Brooklyn Borough President Eric Adams, a Democrat, likened the officers involved in Headley’s arrest to “Border Patrol police snatching away” a baby. He called the arrest “a blemish on our entire city”.

“The mother didn’t endanger the welfare of the child. The actions of the department endangered the welfare of the child,” Adams said at a news conference Monday morning. “If it’s wrong in Mexico, then it’s wrong in New York City.”

The Brooklyn district attorney’s office said it was independently investigating and “reviewing all available videos and interviewing witnesses with the intention of reaching a swift decision.”

The NYPD, which called Friday’s confrontation “troubling”, said security guards had “brought the woman to the floor” before officers arrested her as she resisted.

Ferguson disputed that, saying a police officer had forced the woman to the floor.

“This is unacceptable, appalling and heart breaking,” City Council Speaker Corey Johnson, a Democrat, said on Twitter. “I’d like to understand what transpired and how these officers or the NYPD justifies this. It’s hard to watch this video.”

Corey Johnson

@CoreyinNYC

This is unacceptable, appalling and heart breaking.

I’d like to understand what transpired and how these officers or the NYPD justifies this.

It’s hard to watch this video.

Alex S. Vitale

@avitale

There are 3 NYPD officers and a sgt. shown ripping a baby out of the hands of a mother in an ACS office. This was the best plan they could come up with? No threat to anyone, no emergency, just brutal disregard for the well-being of mother and child. https://www.facebook.com/nyashia.ferguson/videos/2165023130216850/ 

A court document said the toddler was just under 18 months old.
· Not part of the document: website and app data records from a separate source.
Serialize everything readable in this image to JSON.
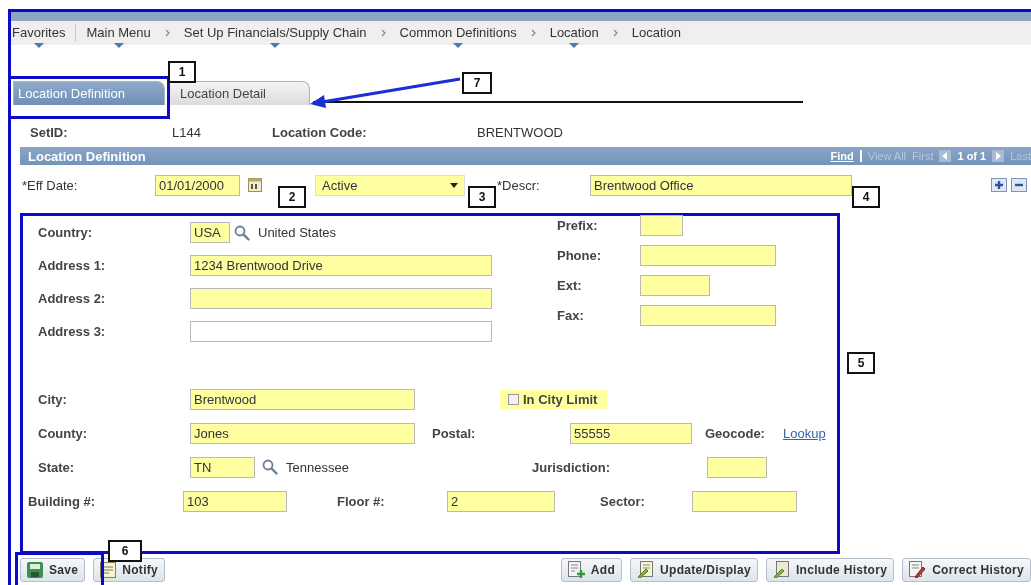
{
  "breadcrumbs": [
    {
      "label": "Favorites",
      "has_menu": true
    },
    {
      "label": "Main Menu",
      "has_menu": true
    },
    {
      "label": "Set Up Financials/Supply Chain",
      "has_menu": true
    },
    {
      "label": "Common Definitions",
      "has_menu": true
    },
    {
      "label": "Location",
      "has_menu": true
    },
    {
      "label": "Location",
      "has_menu": false
    }
  ],
  "tabs": [
    {
      "label": "Location Definition",
      "selected": true
    },
    {
      "label": "Location Detail",
      "selected": false
    }
  ],
  "header": {
    "setid_label": "SetID:",
    "setid": "L144",
    "code_label": "Location Code:",
    "code": "BRENTWOOD"
  },
  "section": {
    "title": "Location Definition",
    "find": "Find",
    "view_all": "View All",
    "first": "First",
    "count": "1 of 1",
    "last": "Last"
  },
  "effective": {
    "date_label": "*Eff Date:",
    "date": "01/01/2000",
    "status": "Active",
    "descr_label": "*Descr:",
    "descr": "Brentwood Office"
  },
  "address": {
    "country": {
      "label": "Country:",
      "value": "USA",
      "description": "United States"
    },
    "address_1": {
      "label": "Address 1:",
      "value": "1234 Brentwood Drive",
      "highlighted": true
    },
    "address_2": {
      "label": "Address 2:",
      "highlighted": true
    },
    "address_3": {
      "label": "Address 3:",
      "highlighted": false
    },
    "prefix": {
      "label": "Prefix:"
    },
    "phone": {
      "label": "Phone:"
    },
    "ext": {
      "label": "Ext:"
    },
    "fax": {
      "label": "Fax:"
    },
    "city": {
      "label": "City:",
      "value": "Brentwood"
    },
    "in_city_limit": {
      "label": "In City Limit",
      "checked": false
    },
    "county": {
      "label": "County:",
      "value": "Jones"
    },
    "postal": {
      "label": "Postal:",
      "value": "55555"
    },
    "geocode": {
      "label": "Geocode:",
      "link": "Lookup"
    },
    "state": {
      "label": "State:",
      "value": "TN",
      "description": "Tennessee"
    },
    "jurisdiction": {
      "label": "Jurisdiction:"
    },
    "building": {
      "label": "Building #:",
      "value": "103"
    },
    "floor": {
      "label": "Floor #:",
      "value": "2"
    },
    "sector": {
      "label": "Sector:"
    }
  },
  "toolbar": {
    "left": [
      {
        "label": "Save",
        "kind": "save"
      },
      {
        "label": "Notify",
        "kind": "notify"
      }
    ],
    "right": [
      {
        "label": "Add",
        "kind": "add"
      },
      {
        "label": "Update/Display",
        "kind": "update"
      },
      {
        "label": "Include History",
        "kind": "include"
      },
      {
        "label": "Correct History",
        "kind": "correct"
      }
    ]
  },
  "annotations": [
    {
      "label": "1"
    },
    {
      "label": "7"
    },
    {
      "label": "2"
    },
    {
      "label": "3"
    },
    {
      "label": "4"
    },
    {
      "label": "5"
    },
    {
      "label": "6"
    }
  ]
}
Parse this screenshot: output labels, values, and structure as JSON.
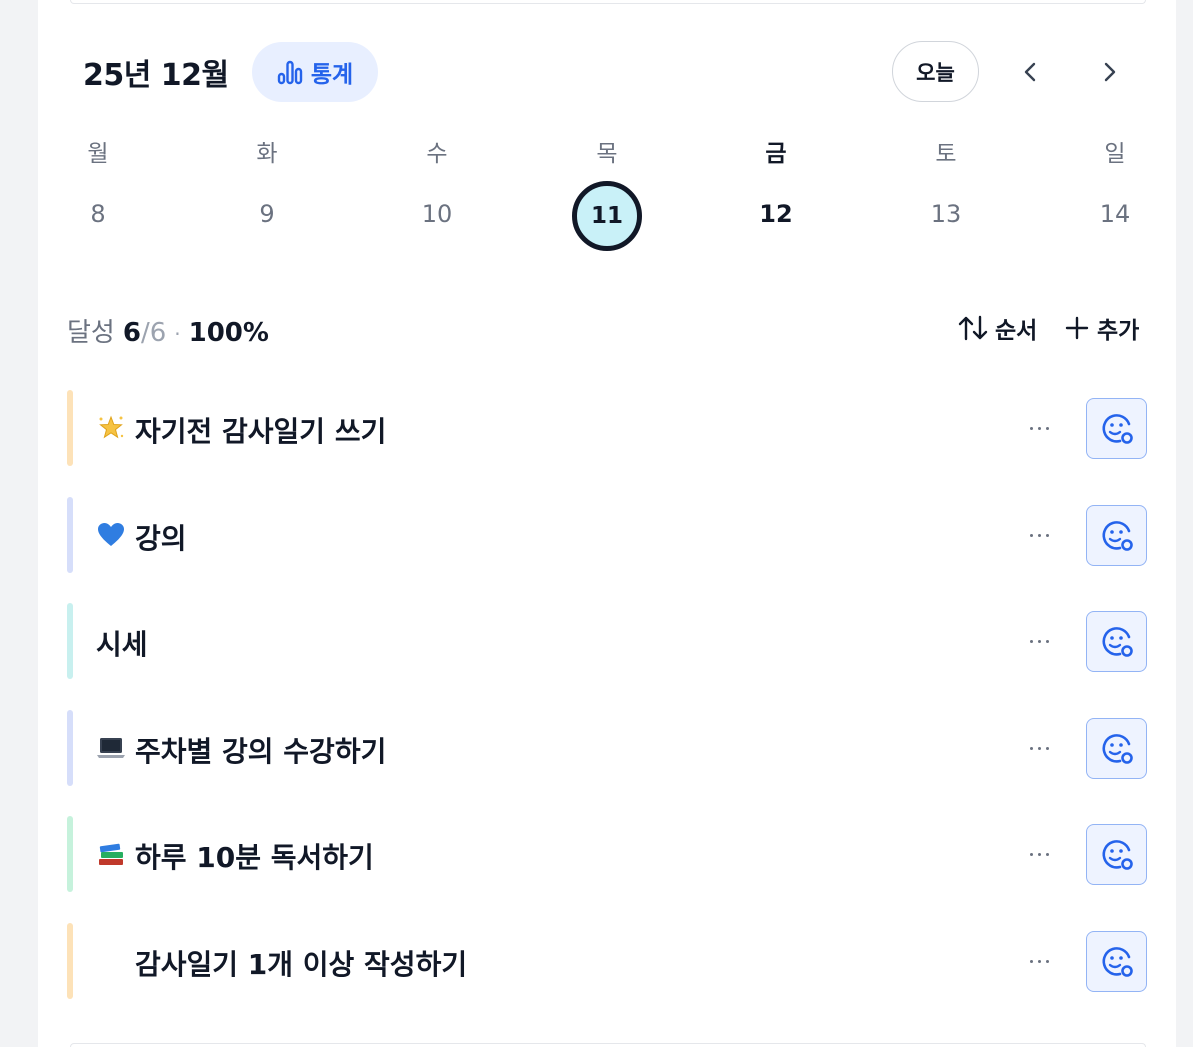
{
  "header": {
    "month_title": "25년 12월",
    "stats_label": "통계",
    "today_label": "오늘"
  },
  "week": {
    "days": [
      {
        "weekday": "월",
        "date": "8"
      },
      {
        "weekday": "화",
        "date": "9"
      },
      {
        "weekday": "수",
        "date": "10"
      },
      {
        "weekday": "목",
        "date": "11"
      },
      {
        "weekday": "금",
        "date": "12"
      },
      {
        "weekday": "토",
        "date": "13"
      },
      {
        "weekday": "일",
        "date": "14"
      }
    ],
    "selected_date": "11",
    "today_weekday": "금"
  },
  "summary": {
    "label": "달성",
    "done": "6",
    "total": "/6",
    "separator": "·",
    "percent": "100%",
    "order_label": "순서",
    "add_label": "추가"
  },
  "habits": [
    {
      "name": "자기전 감사일기 쓰기",
      "icon": "glowing-star-icon",
      "color": "#fde2b8"
    },
    {
      "name": "강의",
      "icon": "blue-heart-icon",
      "color": "#d6defa"
    },
    {
      "name": "시세",
      "icon": "",
      "color": "#c8f0ef"
    },
    {
      "name": "주차별 강의 수강하기",
      "icon": "laptop-icon",
      "color": "#d6defa"
    },
    {
      "name": "하루 10분 독서하기",
      "icon": "books-icon",
      "color": "#c6f2dc"
    },
    {
      "name": "감사일기 1개 이상 작성하기",
      "icon": "",
      "color": "#fde2b8"
    }
  ],
  "colors": {
    "accent": "#2563eb",
    "selected_day_bg": "#c9f1f8",
    "reaction_bg": "#eef3ff"
  }
}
A family member was taking care of the child, authorities said.

‘Being poor is not a crime’

Democrat Letitia James, the city’s public advocate and the state’s attorney general-elect, said “being poor is not a crime,” in a statement. “No mother should have to experience the trauma and humiliation we all witnessed in this video.”

Assistance recipients are treated as burdens and looked down on, said Karen Blondel, 56, a former client at the Brooklyn office, said.

“It’s absolutely inhumane,” she said, adding that workers should not be judgmental. “It’s about who’s eligible.”

Jeremy Friedman, 32, a massage therapist who has received food stamps, said it’s important to examine the NYPD’s actions and also those of the Human Resources Administration, where he said he was “treated like I’m not even human”.

Jennifer Roman, 33, said she works but has used public benefits for 13 years. She went to the Brooklyn office for the first time Monday after moving to the neighbourhood from the Bronx.

There’s a system-wide problem of disrespect, Roman said, and she was not surprised by what the video showed.

There’s a perception, she said, that “since we need help, we’re no good, we’re scum”.